Element data from apps and pages
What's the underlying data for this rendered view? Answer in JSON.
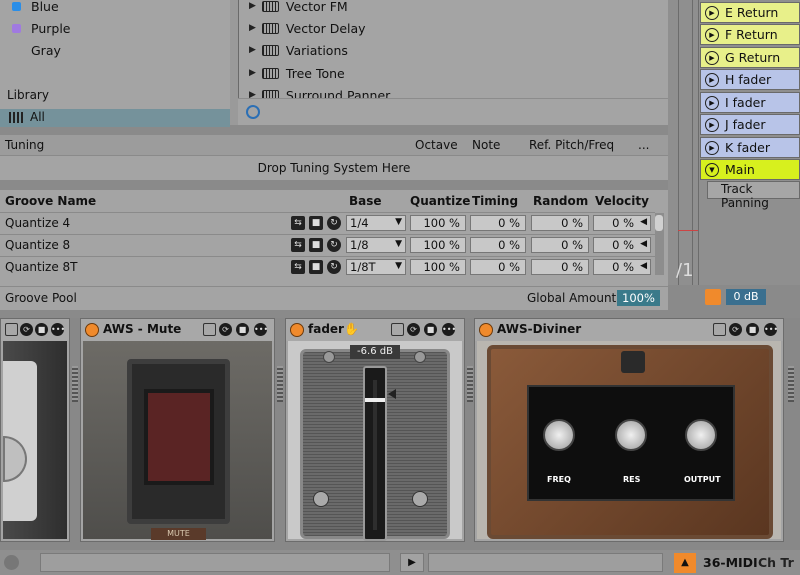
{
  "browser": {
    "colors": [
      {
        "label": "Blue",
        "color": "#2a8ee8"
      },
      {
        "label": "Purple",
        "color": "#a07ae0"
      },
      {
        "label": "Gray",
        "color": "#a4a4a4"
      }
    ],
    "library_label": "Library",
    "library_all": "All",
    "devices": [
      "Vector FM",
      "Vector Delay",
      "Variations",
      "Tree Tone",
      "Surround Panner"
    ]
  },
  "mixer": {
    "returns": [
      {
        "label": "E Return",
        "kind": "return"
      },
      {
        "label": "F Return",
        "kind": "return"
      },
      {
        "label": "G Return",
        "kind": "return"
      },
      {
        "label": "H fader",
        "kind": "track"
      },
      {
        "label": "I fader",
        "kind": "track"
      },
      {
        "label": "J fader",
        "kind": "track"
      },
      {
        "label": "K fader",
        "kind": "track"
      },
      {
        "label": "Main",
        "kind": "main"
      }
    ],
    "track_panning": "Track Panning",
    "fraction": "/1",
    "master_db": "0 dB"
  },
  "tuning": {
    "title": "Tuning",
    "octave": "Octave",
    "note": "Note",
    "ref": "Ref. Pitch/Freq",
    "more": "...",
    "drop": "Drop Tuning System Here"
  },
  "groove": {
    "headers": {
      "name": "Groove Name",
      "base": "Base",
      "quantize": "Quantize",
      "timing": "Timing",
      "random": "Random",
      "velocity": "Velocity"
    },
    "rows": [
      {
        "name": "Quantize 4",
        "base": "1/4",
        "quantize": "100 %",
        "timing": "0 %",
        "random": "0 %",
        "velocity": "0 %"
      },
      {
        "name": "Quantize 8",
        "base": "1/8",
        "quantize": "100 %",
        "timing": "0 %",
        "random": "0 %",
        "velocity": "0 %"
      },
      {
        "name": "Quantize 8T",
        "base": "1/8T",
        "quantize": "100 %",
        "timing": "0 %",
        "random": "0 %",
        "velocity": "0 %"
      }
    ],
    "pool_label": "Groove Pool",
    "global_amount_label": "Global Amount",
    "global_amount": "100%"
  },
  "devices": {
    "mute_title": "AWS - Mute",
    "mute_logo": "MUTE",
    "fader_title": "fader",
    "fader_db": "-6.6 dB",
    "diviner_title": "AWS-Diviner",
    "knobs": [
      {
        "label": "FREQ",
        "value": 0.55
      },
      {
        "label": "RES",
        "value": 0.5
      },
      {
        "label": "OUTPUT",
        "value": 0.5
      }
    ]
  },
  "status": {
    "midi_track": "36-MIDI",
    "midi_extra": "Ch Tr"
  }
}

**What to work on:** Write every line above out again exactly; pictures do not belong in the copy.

**Answer section:**
What's the underlying data for this rendered view? Answer in JSON.
{
  "browser": {
    "colors": [
      {
        "label": "Blue",
        "color": "#2a8ee8"
      },
      {
        "label": "Purple",
        "color": "#a07ae0"
      },
      {
        "label": "Gray",
        "color": "#a4a4a4"
      }
    ],
    "library_label": "Library",
    "library_all": "All",
    "devices": [
      "Vector FM",
      "Vector Delay",
      "Variations",
      "Tree Tone",
      "Surround Panner"
    ]
  },
  "mixer": {
    "returns": [
      {
        "label": "E Return",
        "kind": "return"
      },
      {
        "label": "F Return",
        "kind": "return"
      },
      {
        "label": "G Return",
        "kind": "return"
      },
      {
        "label": "H fader",
        "kind": "track"
      },
      {
        "label": "I fader",
        "kind": "track"
      },
      {
        "label": "J fader",
        "kind": "track"
      },
      {
        "label": "K fader",
        "kind": "track"
      },
      {
        "label": "Main",
        "kind": "main"
      }
    ],
    "track_panning": "Track Panning",
    "fraction": "/1",
    "master_db": "0 dB"
  },
  "tuning": {
    "title": "Tuning",
    "octave": "Octave",
    "note": "Note",
    "ref": "Ref. Pitch/Freq",
    "more": "...",
    "drop": "Drop Tuning System Here"
  },
  "groove": {
    "headers": {
      "name": "Groove Name",
      "base": "Base",
      "quantize": "Quantize",
      "timing": "Timing",
      "random": "Random",
      "velocity": "Velocity"
    },
    "rows": [
      {
        "name": "Quantize 4",
        "base": "1/4",
        "quantize": "100 %",
        "timing": "0 %",
        "random": "0 %",
        "velocity": "0 %"
      },
      {
        "name": "Quantize 8",
        "base": "1/8",
        "quantize": "100 %",
        "timing": "0 %",
        "random": "0 %",
        "velocity": "0 %"
      },
      {
        "name": "Quantize 8T",
        "base": "1/8T",
        "quantize": "100 %",
        "timing": "0 %",
        "random": "0 %",
        "velocity": "0 %"
      }
    ],
    "pool_label": "Groove Pool",
    "global_amount_label": "Global Amount",
    "global_amount": "100%"
  },
  "devices": {
    "mute_title": "AWS - Mute",
    "mute_logo": "MUTE",
    "fader_title": "fader",
    "fader_db": "-6.6 dB",
    "diviner_title": "AWS-Diviner",
    "knobs": [
      {
        "label": "FREQ",
        "value": 0.55
      },
      {
        "label": "RES",
        "value": 0.5
      },
      {
        "label": "OUTPUT",
        "value": 0.5
      }
    ]
  },
  "status": {
    "midi_track": "36-MIDI",
    "midi_extra": "Ch Tr"
  }
}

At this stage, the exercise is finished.